(Component data from apps and pages)
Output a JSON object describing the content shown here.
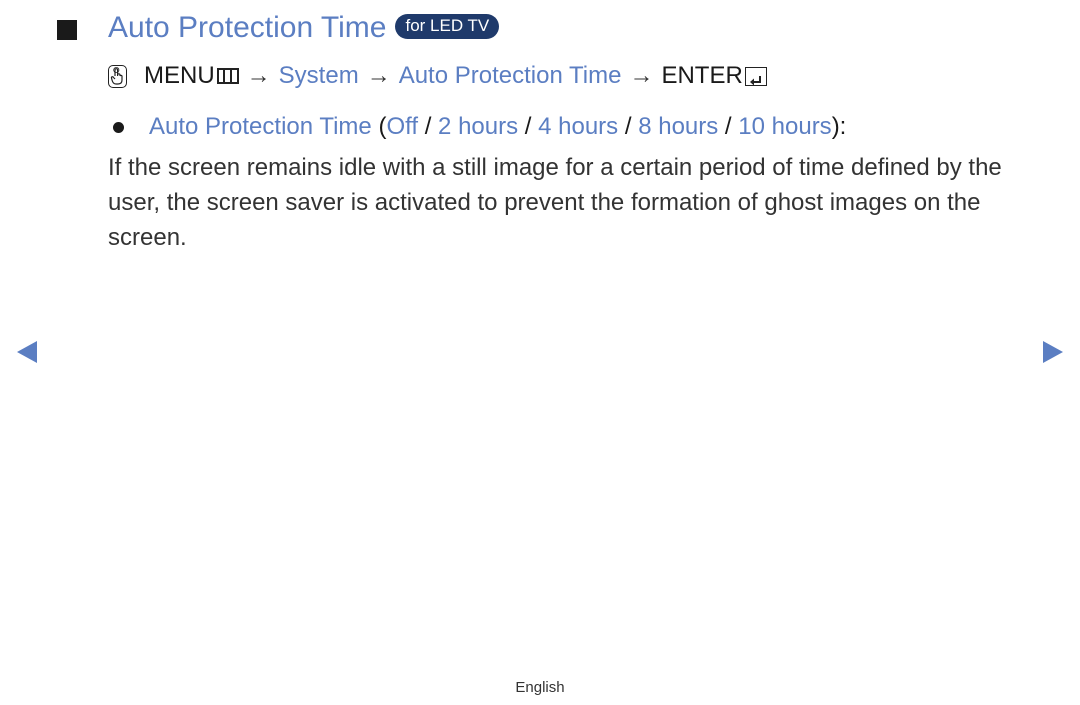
{
  "heading": {
    "title": "Auto Protection Time",
    "badge": "for LED TV"
  },
  "menu_path": {
    "menu_label": "MENU",
    "arrow": "→",
    "items": [
      "System",
      "Auto Protection Time"
    ],
    "enter_label": "ENTER"
  },
  "option_line": {
    "setting": "Auto Protection Time",
    "open_paren": " (",
    "options": [
      "Off",
      "2 hours",
      "4 hours",
      "8 hours",
      "10 hours"
    ],
    "separator": " / ",
    "close": "):"
  },
  "description": "If the screen remains idle with a still image for a certain period of time defined by the user, the screen saver is activated to prevent the formation of ghost images on the screen.",
  "footer": {
    "language": "English"
  },
  "colors": {
    "accent": "#5b7ec2",
    "badge_bg": "#1f3a6b"
  }
}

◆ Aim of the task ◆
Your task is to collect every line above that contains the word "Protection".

◆ Exercise output ◆
    "title": "Auto Protection Time",
      "Auto Protection Time"
    "setting": "Auto Protection Time",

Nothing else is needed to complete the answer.